BRIEF —
Write out the records word for word.

DATA EXTRACTS —
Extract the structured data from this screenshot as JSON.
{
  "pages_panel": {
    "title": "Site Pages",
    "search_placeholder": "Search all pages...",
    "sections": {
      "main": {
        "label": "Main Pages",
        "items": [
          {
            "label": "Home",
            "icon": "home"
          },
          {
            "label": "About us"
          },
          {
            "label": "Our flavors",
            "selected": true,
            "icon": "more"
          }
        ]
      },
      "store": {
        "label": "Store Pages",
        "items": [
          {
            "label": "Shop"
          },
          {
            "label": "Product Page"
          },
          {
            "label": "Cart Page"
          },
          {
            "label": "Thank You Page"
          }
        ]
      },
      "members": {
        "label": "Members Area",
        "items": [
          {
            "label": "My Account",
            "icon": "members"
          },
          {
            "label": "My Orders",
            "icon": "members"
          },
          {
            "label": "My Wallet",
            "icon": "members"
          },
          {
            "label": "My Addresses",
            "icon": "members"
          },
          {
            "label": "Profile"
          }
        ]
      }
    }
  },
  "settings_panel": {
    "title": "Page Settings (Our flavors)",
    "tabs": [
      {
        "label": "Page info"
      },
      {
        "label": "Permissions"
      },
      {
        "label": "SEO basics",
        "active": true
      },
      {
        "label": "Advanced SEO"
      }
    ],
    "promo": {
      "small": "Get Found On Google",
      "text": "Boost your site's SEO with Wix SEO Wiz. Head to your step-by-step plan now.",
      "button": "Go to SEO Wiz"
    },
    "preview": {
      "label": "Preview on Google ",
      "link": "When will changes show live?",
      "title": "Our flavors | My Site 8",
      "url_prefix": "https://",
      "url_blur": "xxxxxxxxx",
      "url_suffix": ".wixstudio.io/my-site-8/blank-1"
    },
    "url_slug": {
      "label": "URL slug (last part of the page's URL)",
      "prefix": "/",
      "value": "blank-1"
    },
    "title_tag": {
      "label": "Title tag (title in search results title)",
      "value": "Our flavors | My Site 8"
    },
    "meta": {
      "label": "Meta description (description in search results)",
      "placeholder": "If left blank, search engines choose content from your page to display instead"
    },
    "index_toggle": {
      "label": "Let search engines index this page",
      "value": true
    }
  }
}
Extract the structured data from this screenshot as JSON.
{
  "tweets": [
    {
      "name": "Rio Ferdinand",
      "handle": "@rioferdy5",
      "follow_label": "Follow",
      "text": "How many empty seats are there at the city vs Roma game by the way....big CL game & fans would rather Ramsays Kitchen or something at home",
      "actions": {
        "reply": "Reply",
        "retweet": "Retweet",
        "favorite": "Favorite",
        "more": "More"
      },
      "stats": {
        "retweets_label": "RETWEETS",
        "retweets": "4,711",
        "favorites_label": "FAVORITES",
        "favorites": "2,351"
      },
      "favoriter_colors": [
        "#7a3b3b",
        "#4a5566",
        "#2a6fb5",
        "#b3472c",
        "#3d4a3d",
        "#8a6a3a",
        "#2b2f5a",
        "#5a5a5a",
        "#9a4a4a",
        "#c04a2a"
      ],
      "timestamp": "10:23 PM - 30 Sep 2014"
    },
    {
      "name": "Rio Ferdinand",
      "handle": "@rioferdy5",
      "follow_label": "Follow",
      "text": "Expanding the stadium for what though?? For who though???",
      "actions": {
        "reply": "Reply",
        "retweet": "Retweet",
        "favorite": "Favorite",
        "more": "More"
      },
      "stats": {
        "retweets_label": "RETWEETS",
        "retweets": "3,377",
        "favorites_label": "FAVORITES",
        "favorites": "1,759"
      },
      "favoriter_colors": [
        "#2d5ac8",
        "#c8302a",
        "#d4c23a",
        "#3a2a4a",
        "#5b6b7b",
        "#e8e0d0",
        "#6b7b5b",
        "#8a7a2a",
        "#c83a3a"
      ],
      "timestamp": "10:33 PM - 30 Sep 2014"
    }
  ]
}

COMPLETED TASK —
Extract the structured data from this screenshot as JSON.
{
  "pages_panel": {
    "title": "Site Pages",
    "search_placeholder": "Search all pages...",
    "sections": {
      "main": {
        "label": "Main Pages",
        "items": [
          {
            "label": "Home",
            "icon": "home"
          },
          {
            "label": "About us"
          },
          {
            "label": "Our flavors",
            "selected": true,
            "icon": "more"
          }
        ]
      },
      "store": {
        "label": "Store Pages",
        "items": [
          {
            "label": "Shop"
          },
          {
            "label": "Product Page"
          },
          {
            "label": "Cart Page"
          },
          {
            "label": "Thank You Page"
          }
        ]
      },
      "members": {
        "label": "Members Area",
        "items": [
          {
            "label": "My Account",
            "icon": "members"
          },
          {
            "label": "My Orders",
            "icon": "members"
          },
          {
            "label": "My Wallet",
            "icon": "members"
          },
          {
            "label": "My Addresses",
            "icon": "members"
          },
          {
            "label": "Profile"
          }
        ]
      }
    }
  },
  "settings_panel": {
    "title": "Page Settings (Our flavors)",
    "tabs": [
      {
        "label": "Page info"
      },
      {
        "label": "Permissions"
      },
      {
        "label": "SEO basics",
        "active": true
      },
      {
        "label": "Advanced SEO"
      }
    ],
    "promo": {
      "small": "Get Found On Google",
      "text": "Boost your site's SEO with Wix SEO Wiz. Head to your step-by-step plan now.",
      "button": "Go to SEO Wiz"
    },
    "preview": {
      "label": "Preview on Google ",
      "link": "When will changes show live?",
      "title": "Our flavors | My Site 8",
      "url_prefix": "https://",
      "url_blur": "xxxxxxxxx",
      "url_suffix": ".wixstudio.io/my-site-8/blank-1"
    },
    "url_slug": {
      "label": "URL slug (last part of the page's URL)",
      "prefix": "/",
      "value": "blank-1"
    },
    "title_tag": {
      "label": "Title tag (title in search results title)",
      "value": "Our flavors | My Site 8"
    },
    "meta": {
      "label": "Meta description (description in search results)",
      "placeholder": "If left blank, search engines choose content from your page to display instead"
    },
    "index_toggle": {
      "label": "Let search engines index this page",
      "value": true
    }
  }
}
Extract the structured data from this screenshot as JSON.
{
  "tweets": [
    {
      "name": "Rio Ferdinand",
      "handle": "@rioferdy5",
      "follow_label": "Follow",
      "text": "How many empty seats are there at the city vs Roma game by the way....big CL game & fans would rather Ramsays Kitchen or something at home",
      "actions": {
        "reply": "Reply",
        "retweet": "Retweet",
        "favorite": "Favorite",
        "more": "More"
      },
      "stats": {
        "retweets_label": "RETWEETS",
        "retweets": "4,711",
        "favorites_label": "FAVORITES",
        "favorites": "2,351"
      },
      "favoriter_colors": [
        "#7a3b3b",
        "#4a5566",
        "#2a6fb5",
        "#b3472c",
        "#3d4a3d",
        "#8a6a3a",
        "#2b2f5a",
        "#5a5a5a",
        "#9a4a4a",
        "#c04a2a"
      ],
      "timestamp": "10:23 PM - 30 Sep 2014"
    },
    {
      "name": "Rio Ferdinand",
      "handle": "@rioferdy5",
      "follow_label": "Follow",
      "text": "Expanding the stadium for what though?? For who though???",
      "actions": {
        "reply": "Reply",
        "retweet": "Retweet",
        "favorite": "Favorite",
        "more": "More"
      },
      "stats": {
        "retweets_label": "RETWEETS",
        "retweets": "3,377",
        "favorites_label": "FAVORITES",
        "favorites": "1,759"
      },
      "favoriter_colors": [
        "#2d5ac8",
        "#c8302a",
        "#d4c23a",
        "#3a2a4a",
        "#5b6b7b",
        "#e8e0d0",
        "#6b7b5b",
        "#8a7a2a",
        "#c83a3a"
      ],
      "timestamp": "10:33 PM - 30 Sep 2014"
    }
  ]
}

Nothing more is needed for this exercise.